Sugar is everywhere. You can find it in more obvious places — cake, cookies, donuts — but it also lurks insidiously in foods we often consider to be “healthy”: protein bars, flavored water, agave-sweetened pale desserts. Whether you are aware of your sugar intake or not, almost all American’s intake up to two times the recommended daily dose, the effects it’s having on your body, and even your brain, may be more detrimental than you realize.
Sugar has recently been thrown into the spotlight with the release of the new Dietary Guidelines, a health publication but out by the government only every five years. The most striking change in this is the new recommended daily dose of sugar — 12 teaspoons a day — a whopping 10 teaspoons less than the 22 consumed on average by Americans.
We know most of the classic effects of sugar on the body but what most don’t realize is that sugar is not only affecting your body but also your brain.
There is evidence to suggest that sugar reduces neuronal and behavioral plasticity that is associated with a brain derived neurotropic factor (BDNF).
BDNFs are associated with long-term memory, and change in the production of these factors can potentially interfere with learning.

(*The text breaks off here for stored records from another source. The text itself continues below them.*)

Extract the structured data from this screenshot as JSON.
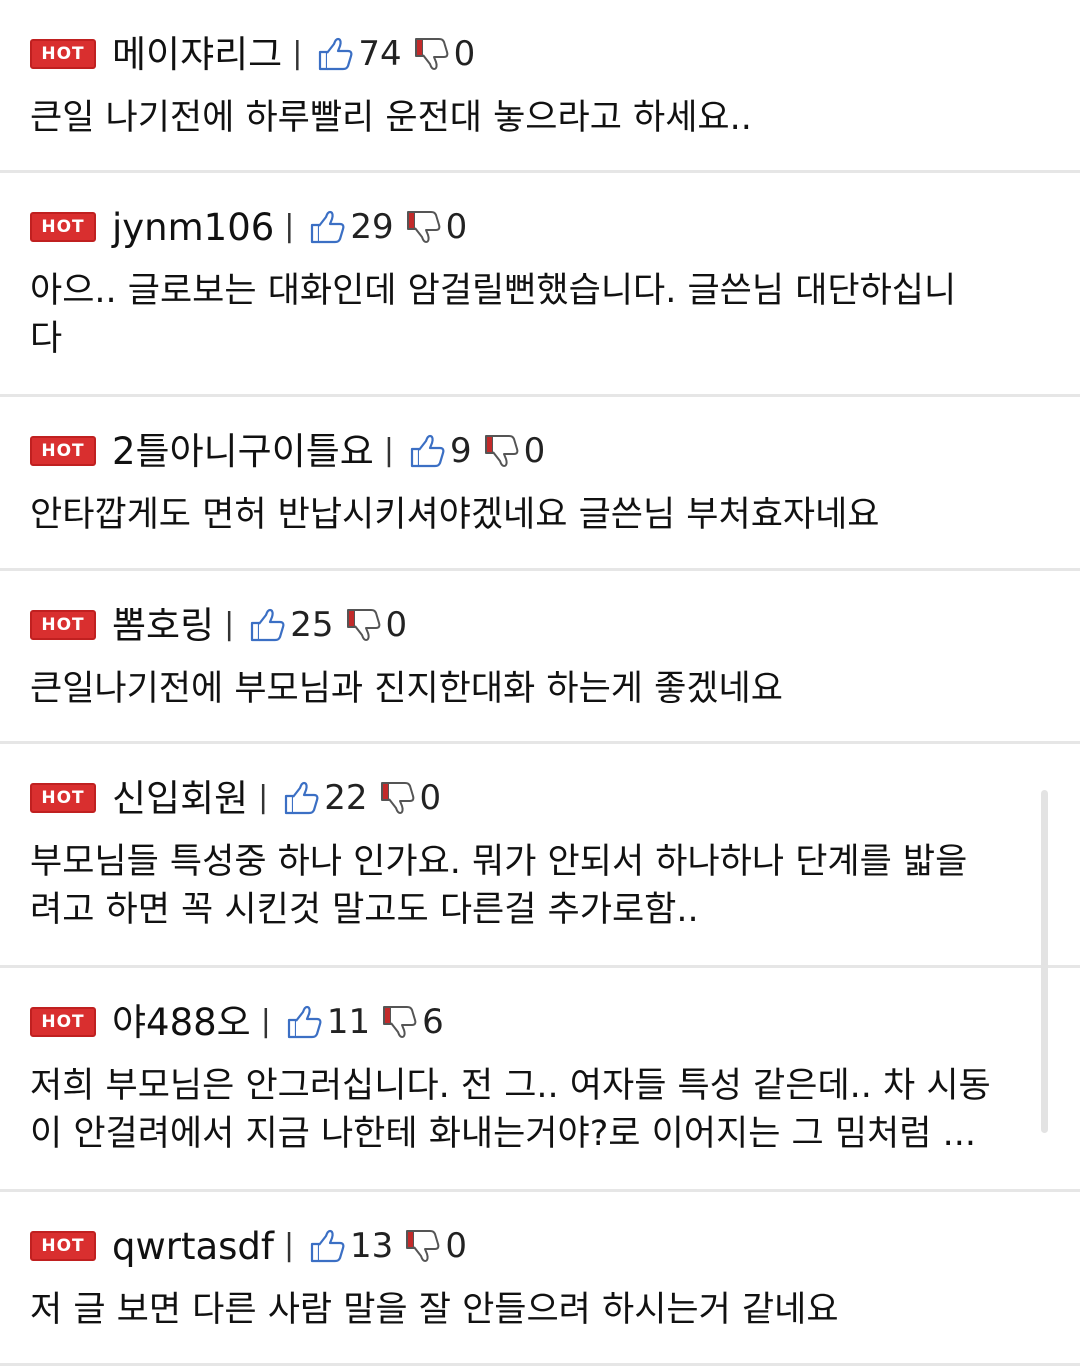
{
  "badge_label": "HOT",
  "separator": "|",
  "colors": {
    "hot_badge": "#d92f2f",
    "thumb_up": "#3b6fc4",
    "thumb_down_fill": "#c22a2a",
    "divider": "#e6e6e6"
  },
  "comments": [
    {
      "username": "메이쟈리그",
      "likes": "74",
      "dislikes": "0",
      "text": "큰일 나기전에 하루빨리 운전대 놓으라고 하세요.."
    },
    {
      "username": "jynm106",
      "likes": "29",
      "dislikes": "0",
      "text_lines": [
        "아으.. 글로보는 대화인데 암걸릴뻔했습니다. 글쓴님 대단하십니",
        "다"
      ]
    },
    {
      "username": "2틀아니구이틀요",
      "likes": "9",
      "dislikes": "0",
      "text": "안타깝게도 면허 반납시키셔야겠네요 글쓴님 부처효자네요"
    },
    {
      "username": "뽐호링",
      "likes": "25",
      "dislikes": "0",
      "text": "큰일나기전에 부모님과 진지한대화 하는게 좋겠네요"
    },
    {
      "username": "신입회원",
      "likes": "22",
      "dislikes": "0",
      "text_lines": [
        "부모님들 특성중 하나 인가요. 뭐가 안되서 하나하나 단계를 밟을",
        "려고 하면 꼭 시킨것 말고도 다른걸 추가로함.."
      ]
    },
    {
      "username": "야488오",
      "likes": "11",
      "dislikes": "6",
      "text_lines": [
        "저희 부모님은 안그러십니다. 전 그.. 여자들 특성 같은데.. 차 시동",
        "이 안걸려에서 지금 나한테 화내는거야?로 이어지는 그 밈처럼 ..."
      ]
    },
    {
      "username": "qwrtasdf",
      "likes": "13",
      "dislikes": "0",
      "text": "저 글 보면 다른 사람 말을 잘 안들으려 하시는거 같네요"
    }
  ]
}
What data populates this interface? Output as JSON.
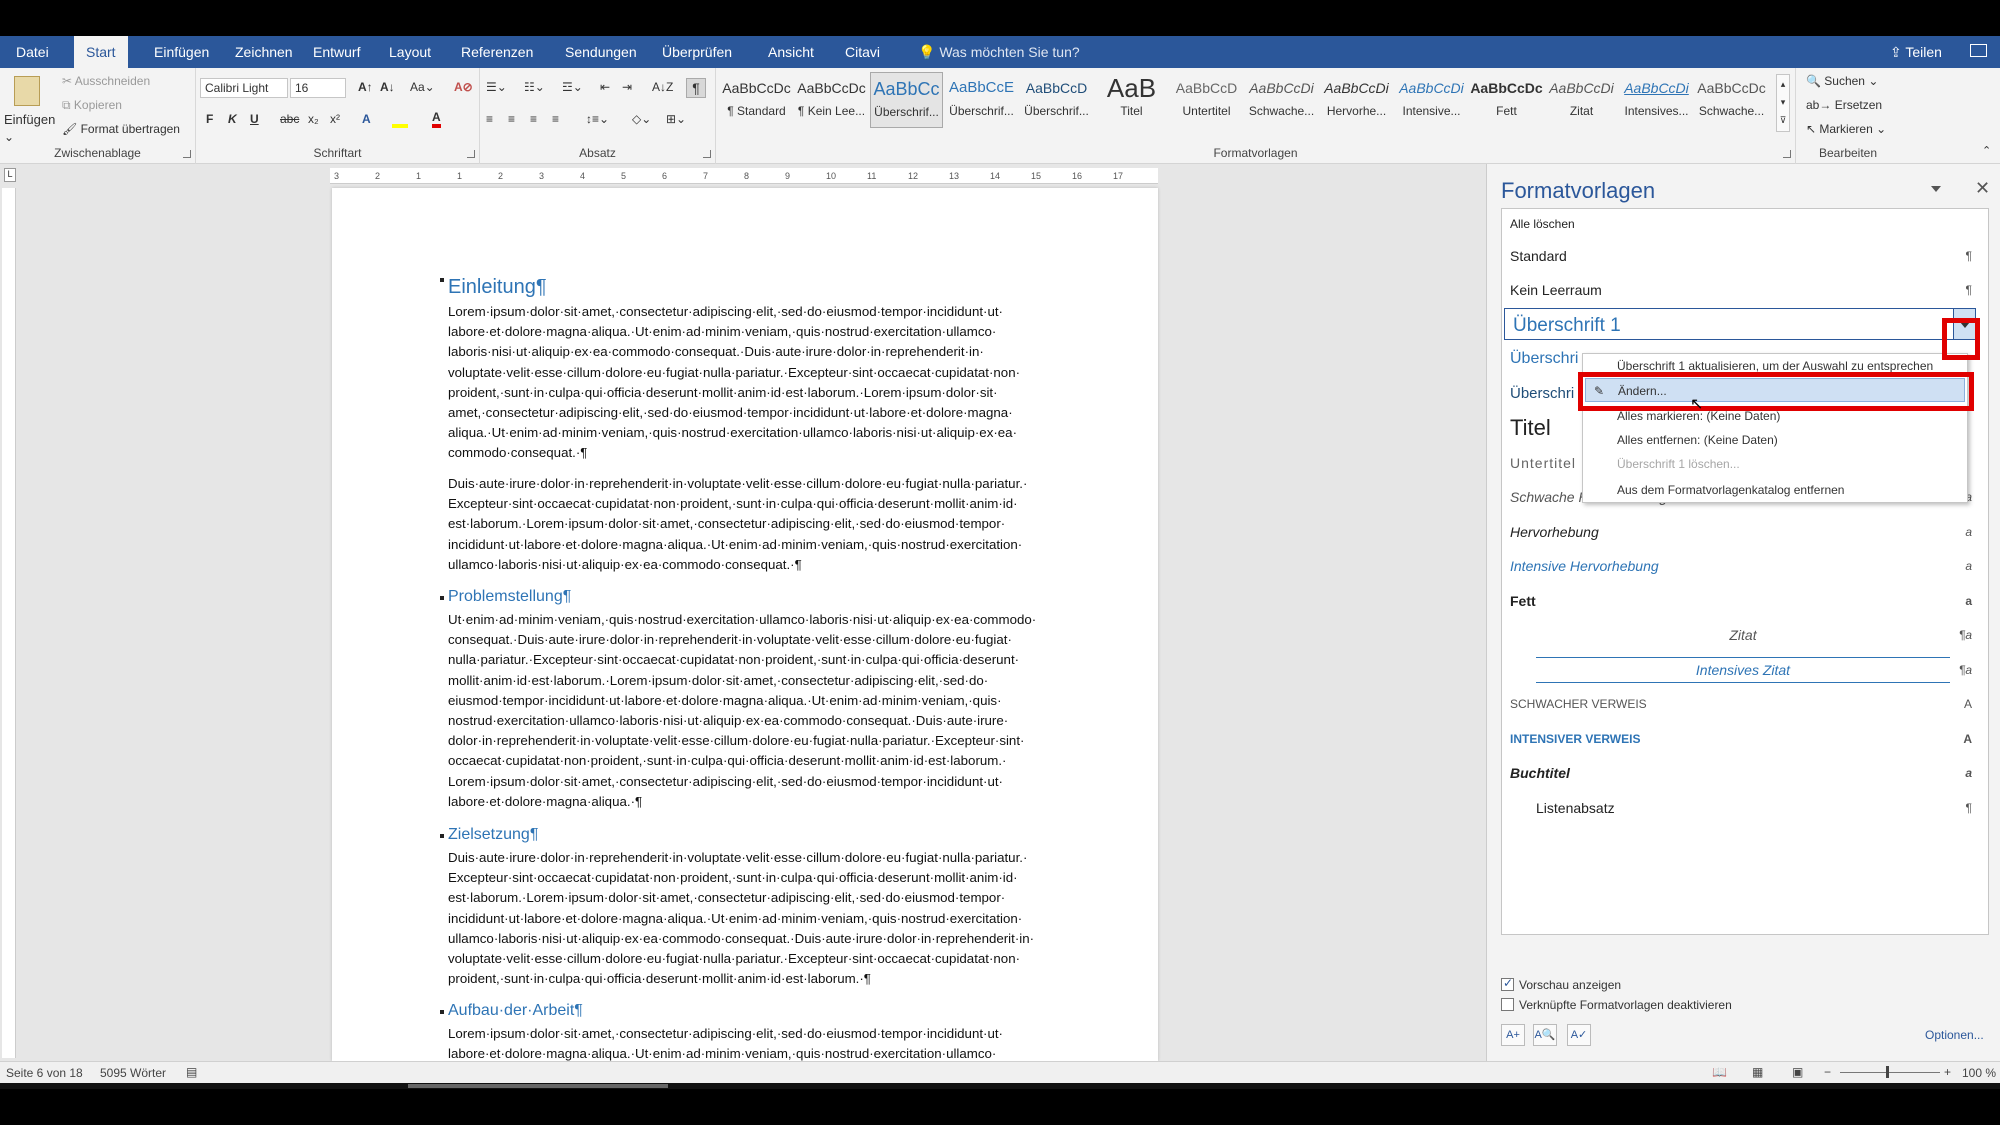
{
  "menu": {
    "tabs": [
      "Datei",
      "Start",
      "Einfügen",
      "Zeichnen",
      "Entwurf",
      "Layout",
      "Referenzen",
      "Sendungen",
      "Überprüfen",
      "Ansicht",
      "Citavi"
    ],
    "active_tab": "Start",
    "tell_me": "Was möchten Sie tun?",
    "share": "Teilen"
  },
  "ribbon": {
    "clipboard": {
      "paste": "Einfügen",
      "cut": "Ausschneiden",
      "copy": "Kopieren",
      "format_painter": "Format übertragen",
      "label": "Zwischenablage"
    },
    "font": {
      "name": "Calibri Light",
      "size": "16",
      "label": "Schriftart"
    },
    "paragraph": {
      "label": "Absatz"
    },
    "styles": {
      "label": "Formatvorlagen",
      "tiles": [
        {
          "preview": "AaBbCcDc",
          "name": "¶ Standard"
        },
        {
          "preview": "AaBbCcDc",
          "name": "¶ Kein Lee..."
        },
        {
          "preview": "AaBbCc",
          "name": "Überschrif..."
        },
        {
          "preview": "AaBbCcE",
          "name": "Überschrif..."
        },
        {
          "preview": "AaBbCcD",
          "name": "Überschrif..."
        },
        {
          "preview": "AaB",
          "name": "Titel"
        },
        {
          "preview": "AaBbCcD",
          "name": "Untertitel"
        },
        {
          "preview": "AaBbCcDi",
          "name": "Schwache..."
        },
        {
          "preview": "AaBbCcDi",
          "name": "Hervorhe..."
        },
        {
          "preview": "AaBbCcDi",
          "name": "Intensive..."
        },
        {
          "preview": "AaBbCcDc",
          "name": "Fett"
        },
        {
          "preview": "AaBbCcDi",
          "name": "Zitat"
        },
        {
          "preview": "AaBbCcDi",
          "name": "Intensives..."
        },
        {
          "preview": "AaBbCcDc",
          "name": "Schwache..."
        }
      ]
    },
    "editing": {
      "find": "Suchen",
      "replace": "Ersetzen",
      "select": "Markieren",
      "label": "Bearbeiten"
    }
  },
  "ruler": {
    "marks": [
      "3",
      "2",
      "1",
      "1",
      "2",
      "3",
      "4",
      "5",
      "6",
      "7",
      "8",
      "9",
      "10",
      "11",
      "12",
      "13",
      "14",
      "15",
      "16",
      "17"
    ]
  },
  "document": {
    "h_einleitung": "Einleitung¶",
    "p1": "Lorem·ipsum·dolor·sit·amet,·consectetur·adipiscing·elit,·sed·do·eiusmod·tempor·incididunt·ut·\nlabore·et·dolore·magna·aliqua.·Ut·enim·ad·minim·veniam,·quis·nostrud·exercitation·ullamco·\nlaboris·nisi·ut·aliquip·ex·ea·commodo·consequat.·Duis·aute·irure·dolor·in·reprehenderit·in·\nvoluptate·velit·esse·cillum·dolore·eu·fugiat·nulla·pariatur.·Excepteur·sint·occaecat·cupidatat·non·\nproident,·sunt·in·culpa·qui·officia·deserunt·mollit·anim·id·est·laborum.·Lorem·ipsum·dolor·sit·\namet,·consectetur·adipiscing·elit,·sed·do·eiusmod·tempor·incididunt·ut·labore·et·dolore·magna·\naliqua.·Ut·enim·ad·minim·veniam,·quis·nostrud·exercitation·ullamco·laboris·nisi·ut·aliquip·ex·ea·\ncommodo·consequat.·¶",
    "p2": "Duis·aute·irure·dolor·in·reprehenderit·in·voluptate·velit·esse·cillum·dolore·eu·fugiat·nulla·pariatur.·\nExcepteur·sint·occaecat·cupidatat·non·proident,·sunt·in·culpa·qui·officia·deserunt·mollit·anim·id·\nest·laborum.·Lorem·ipsum·dolor·sit·amet,·consectetur·adipiscing·elit,·sed·do·eiusmod·tempor·\nincididunt·ut·labore·et·dolore·magna·aliqua.·Ut·enim·ad·minim·veniam,·quis·nostrud·exercitation·\nullamco·laboris·nisi·ut·aliquip·ex·ea·commodo·consequat.·¶",
    "h_problem": "Problemstellung¶",
    "p3": "Ut·enim·ad·minim·veniam,·quis·nostrud·exercitation·ullamco·laboris·nisi·ut·aliquip·ex·ea·commodo·\nconsequat.·Duis·aute·irure·dolor·in·reprehenderit·in·voluptate·velit·esse·cillum·dolore·eu·fugiat·\nnulla·pariatur.·Excepteur·sint·occaecat·cupidatat·non·proident,·sunt·in·culpa·qui·officia·deserunt·\nmollit·anim·id·est·laborum.·Lorem·ipsum·dolor·sit·amet,·consectetur·adipiscing·elit,·sed·do·\neiusmod·tempor·incididunt·ut·labore·et·dolore·magna·aliqua.·Ut·enim·ad·minim·veniam,·quis·\nnostrud·exercitation·ullamco·laboris·nisi·ut·aliquip·ex·ea·commodo·consequat.·Duis·aute·irure·\ndolor·in·reprehenderit·in·voluptate·velit·esse·cillum·dolore·eu·fugiat·nulla·pariatur.·Excepteur·sint·\noccaecat·cupidatat·non·proident,·sunt·in·culpa·qui·officia·deserunt·mollit·anim·id·est·laborum.·\nLorem·ipsum·dolor·sit·amet,·consectetur·adipiscing·elit,·sed·do·eiusmod·tempor·incididunt·ut·\nlabore·et·dolore·magna·aliqua.·¶",
    "h_ziel": "Zielsetzung¶",
    "p4": "Duis·aute·irure·dolor·in·reprehenderit·in·voluptate·velit·esse·cillum·dolore·eu·fugiat·nulla·pariatur.·\nExcepteur·sint·occaecat·cupidatat·non·proident,·sunt·in·culpa·qui·officia·deserunt·mollit·anim·id·\nest·laborum.·Lorem·ipsum·dolor·sit·amet,·consectetur·adipiscing·elit,·sed·do·eiusmod·tempor·\nincididunt·ut·labore·et·dolore·magna·aliqua.·Ut·enim·ad·minim·veniam,·quis·nostrud·exercitation·\nullamco·laboris·nisi·ut·aliquip·ex·ea·commodo·consequat.·Duis·aute·irure·dolor·in·reprehenderit·in·\nvoluptate·velit·esse·cillum·dolore·eu·fugiat·nulla·pariatur.·Excepteur·sint·occaecat·cupidatat·non·\nproident,·sunt·in·culpa·qui·officia·deserunt·mollit·anim·id·est·laborum.·¶",
    "h_aufbau": "Aufbau·der·Arbeit¶",
    "p5": "Lorem·ipsum·dolor·sit·amet,·consectetur·adipiscing·elit,·sed·do·eiusmod·tempor·incididunt·ut·\nlabore·et·dolore·magna·aliqua.·Ut·enim·ad·minim·veniam,·quis·nostrud·exercitation·ullamco·"
  },
  "pane": {
    "title": "Formatvorlagen",
    "clear_all": "Alle löschen",
    "styles": [
      {
        "name": "Standard",
        "mark": "¶"
      },
      {
        "name": "Kein Leerraum",
        "mark": "¶"
      },
      {
        "name": "Überschrift 1",
        "mark": ""
      },
      {
        "name": "Überschri",
        "mark": ""
      },
      {
        "name": "Überschri",
        "mark": ""
      },
      {
        "name": "Titel",
        "mark": ""
      },
      {
        "name": "Untertitel",
        "mark": ""
      },
      {
        "name": "Schwache Hervorhebung",
        "mark": "a"
      },
      {
        "name": "Hervorhebung",
        "mark": "a"
      },
      {
        "name": "Intensive Hervorhebung",
        "mark": "a"
      },
      {
        "name": "Fett",
        "mark": "a"
      },
      {
        "name": "Zitat",
        "mark": "¶a"
      },
      {
        "name": "Intensives Zitat",
        "mark": "¶a"
      },
      {
        "name": "Schwacher Verweis",
        "mark": "a"
      },
      {
        "name": "Intensiver Verweis",
        "mark": "a"
      },
      {
        "name": "Buchtitel",
        "mark": "a"
      },
      {
        "name": "Listenabsatz",
        "mark": "¶"
      }
    ],
    "context_menu": [
      "Überschrift 1 aktualisieren, um der Auswahl zu entsprechen",
      "Ändern...",
      "Alles markieren: (Keine Daten)",
      "Alles entfernen: (Keine Daten)",
      "Überschrift 1 löschen...",
      "Aus dem Formatvorlagenkatalog entfernen"
    ],
    "show_preview": "Vorschau anzeigen",
    "disable_linked": "Verknüpfte Formatvorlagen deaktivieren",
    "options": "Optionen..."
  },
  "status": {
    "page": "Seite 6 von 18",
    "words": "5095 Wörter",
    "zoom": "100 %"
  },
  "colors": {
    "accent": "#2b579a",
    "heading": "#2e74b5",
    "highlight_box": "#e00000"
  }
}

Diabetics and pre-diabetics, those who have an impaired glucose metabolism, show particularly low levels of BDNFs.
The reason your sugar habit is so hard to kick also has to do with the brain. The processing of “sweet” by the brain activates its reward system, essentially sending signals to “do that again.” The same reward system is also triggered in cases of drug use, sexual activity and social interactions.
The next time you take a bite of cake or a spoonful of ice cream, dopamine will be released in your brain. The neurotransmitter dopamine is what activates the pleasure centers of the brain. All of this evidence points to the fact that sugar consumption can take on the same neurochemical form of addiction.
Not only can this affect your brain function but the addictive nature of eating sugar can be what leads to it having harmful effects on the rest of your body—it is hard to stop eating.
While it is probably impossible for us to escape sugar entirely, there are ways to cut back that can help break the addiction. Some even claim giving up sugar can change the brain, improving sleep, focus, clarity, memory and reducing cravings.
While there are yet to be reliable studies testing the brain off sugar, it is not unlikely that quitting the sweet stuff will help you in a number of ways.